Highlighted in the Felder reference below was a comment by Howard Marks' in a recent investor letter,
"It’s historically unprecedented for the energy sector to witness this type of market downturn while the rest of the economy is operating normally. Like in 2002, we could see a scenario where the effects of this sector dislocation spread wider in a general ‘contagion.'”

High Yield Bonds: Reduced Investor Risk Appetite

The performance of high yield bonds has an above average positive correlation to the performance of equities. In short, as the economy grows, companies tend to experience better earnings growth. This improved earnings outlook generally leads to improved equity returns. Broadly, as companies generate better earnings growth, highly leveraged ones tend to experience an improved outlook as well. This in turn reduces the risk of default with highly leveraged companies. Consequently, high yield bond prices are bid up as investors are attracted to the higher yields provided by high yield debt in an environment where default risk seems lessened.

A recent article by Jesse Felder of The Felder Report took an in depth look at the long term and short term price movements of high yield (HYG) relative to a riskless 3-7 year Treasury ETF (IEI) and the S&P 500 Index. As the first chart below shows, the high yield relative to treasury bond investment tracks closely with the S&P 500 Index.
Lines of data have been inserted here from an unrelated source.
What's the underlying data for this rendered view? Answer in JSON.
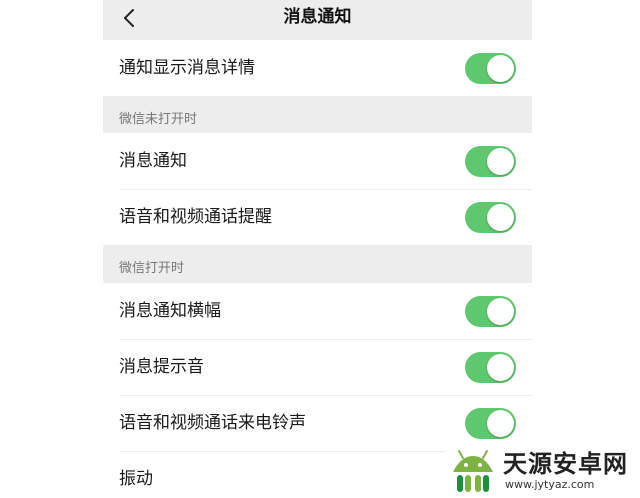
{
  "header": {
    "title": "消息通知",
    "back_icon": "chevron-left-icon"
  },
  "top_group": {
    "items": [
      {
        "label": "通知显示消息详情",
        "on": true
      }
    ]
  },
  "section_closed": {
    "header": "微信未打开时",
    "items": [
      {
        "label": "消息通知",
        "on": true
      },
      {
        "label": "语音和视频通话提醒",
        "on": true
      }
    ]
  },
  "section_open": {
    "header": "微信打开时",
    "items": [
      {
        "label": "消息通知横幅",
        "on": true
      },
      {
        "label": "消息提示音",
        "on": true
      },
      {
        "label": "语音和视频通话来电铃声",
        "on": true
      },
      {
        "label": "振动"
      }
    ]
  },
  "watermark": {
    "name": "天源安卓网",
    "url": "www.jytyaz.com"
  },
  "colors": {
    "toggle_on": "#5ec86e",
    "page_bg": "#ededed"
  }
}
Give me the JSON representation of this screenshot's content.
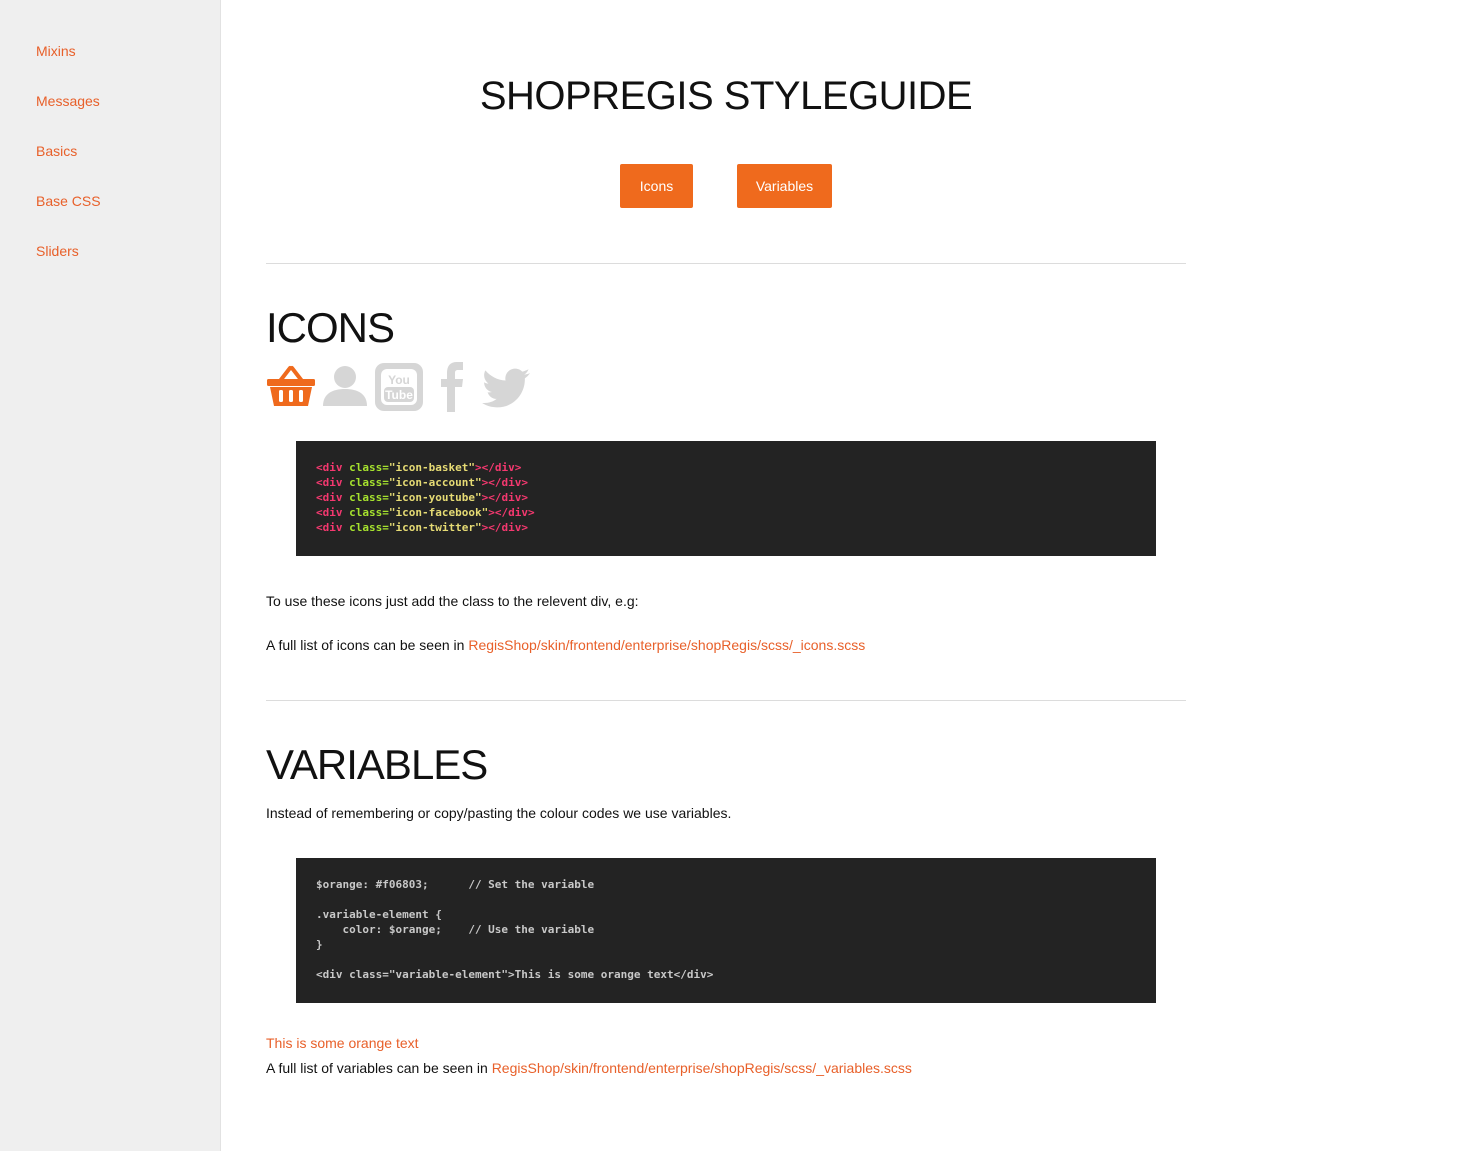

From The Blog of HORAN Capital Advisors

Felder notes in his article,
Clearly, the chart above demonstrates that the strength in junk risk appetites led stocks off the lows back in 2009. Over the past summer, however, junk bonds started to lag stocks for the first time since the bull began (or lead lower, depending on your perspective). Since then the divergence has only gotten wider with each subsequent new high in the stock market [as seen in the below chart]:
From The Blog of HORAN Capital Advisors
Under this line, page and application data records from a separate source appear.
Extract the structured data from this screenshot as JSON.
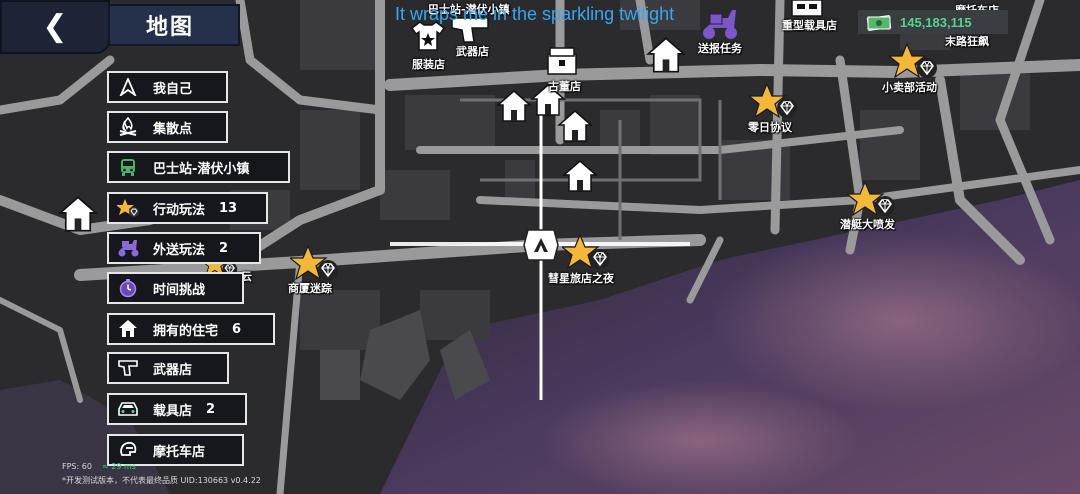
{
  "header": {
    "back_icon": "chevron-left-icon",
    "title": "地图",
    "banner": "It wraps me in the sparkling twilight"
  },
  "currency": {
    "icon": "cash-icon",
    "amount": "145,183,115"
  },
  "menu": [
    {
      "icon": "location-arrow-icon",
      "label": "我自己",
      "count": ""
    },
    {
      "icon": "campfire-icon",
      "label": "集散点",
      "count": ""
    },
    {
      "icon": "bus-icon",
      "label": "巴士站-潜伏小镇",
      "count": ""
    },
    {
      "icon": "star-diamond-icon",
      "label": "行动玩法",
      "count": "13"
    },
    {
      "icon": "delivery-scooter-icon",
      "label": "外送玩法",
      "count": "2"
    },
    {
      "icon": "stopwatch-icon",
      "label": "时间挑战",
      "count": ""
    },
    {
      "icon": "house-icon",
      "label": "拥有的住宅",
      "count": "6"
    },
    {
      "icon": "pistol-icon",
      "label": "武器店",
      "count": ""
    },
    {
      "icon": "car-icon",
      "label": "载具店",
      "count": "2"
    },
    {
      "icon": "motorcycle-helmet-icon",
      "label": "摩托车店",
      "count": ""
    }
  ],
  "map_labels": {
    "bus_stop": "巴士站-潜伏小镇",
    "clothing_store": "服装店",
    "weapon_store": "武器店",
    "antique_store": "古董店",
    "delivery_job": "送报任务",
    "heavy_vehicle_store": "重型载具店",
    "moto_store": "摩托车店",
    "last_road_rage": "末路狂飙",
    "snack_shop_event": "小卖部活动",
    "zero_day_protocol": "零日协议",
    "speedboat_rush": "潜艇大喷发",
    "hotel_night": "彗星旅店之夜",
    "mall_maze": "商厦迷踪",
    "cloud": "云"
  },
  "status": {
    "fps": "FPS: 60",
    "ping": "29 ms",
    "version_line": "*开发测试版本，不代表最终品质   UID:130663   v0.4.22"
  },
  "colors": {
    "menu_bg": "#15171c",
    "title_bg": "#25304a",
    "star": "#f2b73b",
    "money": "#54d38b",
    "banner": "#37a6f0",
    "delivery": "#7a58c8"
  }
}
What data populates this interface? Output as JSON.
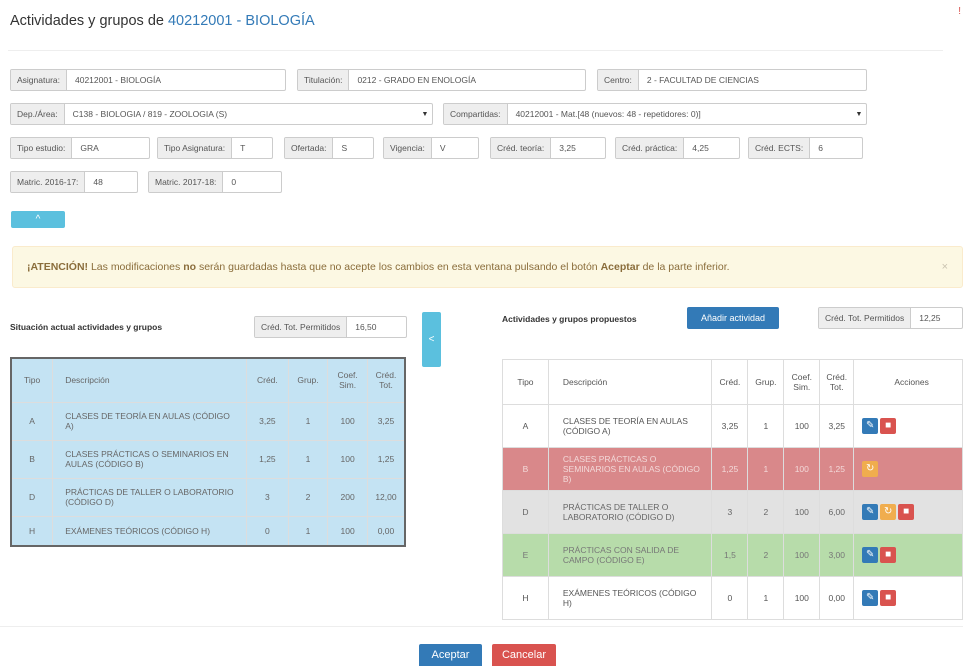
{
  "header": {
    "title_prefix": "Actividades y grupos de",
    "title_code": "40212001 - BIOLOGÍA",
    "corner_mark": "!"
  },
  "form": {
    "asignatura": {
      "label": "Asignatura:",
      "value": "40212001 - BIOLOGÍA"
    },
    "titulacion": {
      "label": "Titulación:",
      "value": "0212 - GRADO EN ENOLOGÍA"
    },
    "centro": {
      "label": "Centro:",
      "value": "2 - FACULTAD DE CIENCIAS"
    },
    "dep_area": {
      "label": "Dep./Área:",
      "value": "C138 - BIOLOGIA / 819 - ZOOLOGIA (S)"
    },
    "compartidas": {
      "label": "Compartidas:",
      "value": "40212001 - Mat.[48 (nuevos: 48 - repetidores: 0)]"
    },
    "tipo_estudio": {
      "label": "Tipo estudio:",
      "value": "GRA"
    },
    "tipo_asignatura": {
      "label": "Tipo Asignatura:",
      "value": "T"
    },
    "ofertada": {
      "label": "Ofertada:",
      "value": "S"
    },
    "vigencia": {
      "label": "Vigencia:",
      "value": "V"
    },
    "cred_teoria": {
      "label": "Créd. teoría:",
      "value": "3,25"
    },
    "cred_practica": {
      "label": "Créd. práctica:",
      "value": "4,25"
    },
    "cred_ects": {
      "label": "Créd. ECTS:",
      "value": "6"
    },
    "matric_2016": {
      "label": "Matric. 2016-17:",
      "value": "48"
    },
    "matric_2017": {
      "label": "Matric. 2017-18:",
      "value": "0"
    },
    "caret": "▼"
  },
  "collapse_icon": "^",
  "alert": {
    "strong1": "¡ATENCIÓN!",
    "text1": "Las modificaciones",
    "strong2": "no",
    "text2": "serán guardadas hasta que no acepte los cambios en esta ventana pulsando el botón",
    "strong3": "Aceptar",
    "text3": "de la parte inferior.",
    "close": "×"
  },
  "left_panel": {
    "title": "Situación actual actividades y grupos",
    "cred_label": "Créd. Tot. Permitidos",
    "cred_value": "16,50",
    "headers": [
      "Tipo",
      "Descripción",
      "Créd.",
      "Grup.",
      "Coef. Sim.",
      "Créd. Tot."
    ],
    "rows": [
      {
        "tipo": "A",
        "desc": "CLASES DE TEORÍA EN AULAS (CÓDIGO A)",
        "cred": "3,25",
        "grup": "1",
        "coef": "100",
        "tot": "3,25"
      },
      {
        "tipo": "B",
        "desc": "CLASES PRÁCTICAS O SEMINARIOS EN AULAS (CÓDIGO B)",
        "cred": "1,25",
        "grup": "1",
        "coef": "100",
        "tot": "1,25"
      },
      {
        "tipo": "D",
        "desc": "PRÁCTICAS DE TALLER O LABORATORIO (CÓDIGO D)",
        "cred": "3",
        "grup": "2",
        "coef": "200",
        "tot": "12,00"
      },
      {
        "tipo": "H",
        "desc": "EXÁMENES TEÓRICOS (CÓDIGO H)",
        "cred": "0",
        "grup": "1",
        "coef": "100",
        "tot": "0,00"
      }
    ]
  },
  "side_toggle_icon": "<",
  "right_panel": {
    "title": "Actividades y grupos propuestos",
    "add_button": "Añadir actividad",
    "cred_label": "Créd. Tot. Permitidos",
    "cred_value": "12,25",
    "headers": [
      "Tipo",
      "Descripción",
      "Créd.",
      "Grup.",
      "Coef. Sim.",
      "Créd. Tot.",
      "Acciones"
    ],
    "rows": [
      {
        "tipo": "A",
        "desc": "CLASES DE TEORÍA EN AULAS (CÓDIGO A)",
        "cred": "3,25",
        "grup": "1",
        "coef": "100",
        "tot": "3,25",
        "state": "normal"
      },
      {
        "tipo": "B",
        "desc": "CLASES PRÁCTICAS O SEMINARIOS EN AULAS (CÓDIGO B)",
        "cred": "1,25",
        "grup": "1",
        "coef": "100",
        "tot": "1,25",
        "state": "deleted"
      },
      {
        "tipo": "D",
        "desc": "PRÁCTICAS DE TALLER O LABORATORIO (CÓDIGO D)",
        "cred": "3",
        "grup": "2",
        "coef": "100",
        "tot": "6,00",
        "state": "modified"
      },
      {
        "tipo": "E",
        "desc": "PRÁCTICAS CON SALIDA DE CAMPO (CÓDIGO E)",
        "cred": "1,5",
        "grup": "2",
        "coef": "100",
        "tot": "3,00",
        "state": "added"
      },
      {
        "tipo": "H",
        "desc": "EXÁMENES TEÓRICOS (CÓDIGO H)",
        "cred": "0",
        "grup": "1",
        "coef": "100",
        "tot": "0,00",
        "state": "normal"
      }
    ],
    "icons": {
      "edit": "✎",
      "delete": "■",
      "restore": "↻"
    },
    "colors": {
      "deleted": "#d9888a",
      "modified": "#e2e2e2",
      "added": "#b7dcaa"
    }
  },
  "footer": {
    "accept": "Aceptar",
    "cancel": "Cancelar"
  }
}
Large Caps Versus Small Caps And The Dollar

The one asset allocation decision investors and advisers needed to get right in 2014 was to overweight U.S. equities, large caps more specifically, versus broad international. As can be seen in the two charts below,  U.S. large cap stocks had a decisive performance edge versus developed international (EFA), emerging markets (EEM) and small cap equities (IWM).

From The Blog of HORAN Capital Advisors
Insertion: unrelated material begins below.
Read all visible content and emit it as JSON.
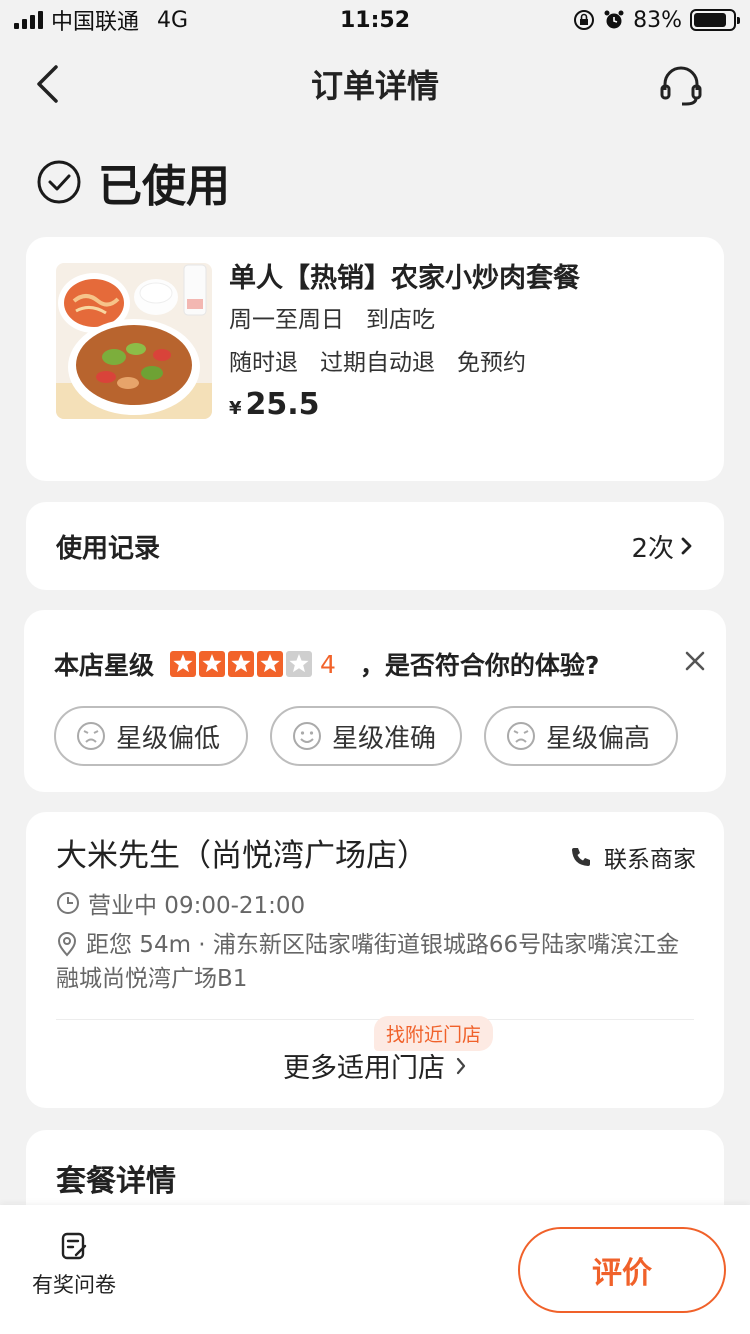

From The Blog of HORAN Capital Advisors

With economies currently weaker outside the U.S. and interest rates lower in many European countries, foreign investors have allocated investment dollars to the U.S. This flow of funds into the U.S. has contributed to downward pressure on U.S. interest rates as well as continued upward pressure on the U.S. Dollar.

From The Blog of HORAN Capital Advisors

The top chart above shows a longer view of the trade weighted US Dollar and its recent strength, although strong shorter term, the strength does not look exhausted when viewing the longer term chart. The implication of a stronger dollar has to do with the potential earnings headwind for large multinational companies. In a slow growing economy, the currency headwind can take a bite out of corporate profit growth. If this occurs, small and mid size companies are less exposed to exchange rates as business for these companies is mostly generated domestically.

Lastly, the U.S. equity markets opened higher on the first trading day of the new year, but quickly turned lower near the time the ISM Manufacturing Index was reported. The manufacturing index was reported at 55.5 which was below consensus expectations of 57.5. This was the slowest rate of monthly growth in six months. Econoday noted, "growth in new orders slowed substantially, to 57.3 from November's exceptionally strong 66.0, while backlog accumulation also slowed, to 52.5 from 55.0. Production slowed to 58.8 vs 64.4....The abundant run of manufacturing reports point to year-end slowing in a sector which is oscillating going into the New Year."

The above highlights are just a few divergent factors that have developed recently. From a positive perspective, the equity markets have a tendency to climb the proverbial "wall of worry." We will cover more of our thoughts on these topics in our upcoming year end Investor Letter. 

No comments :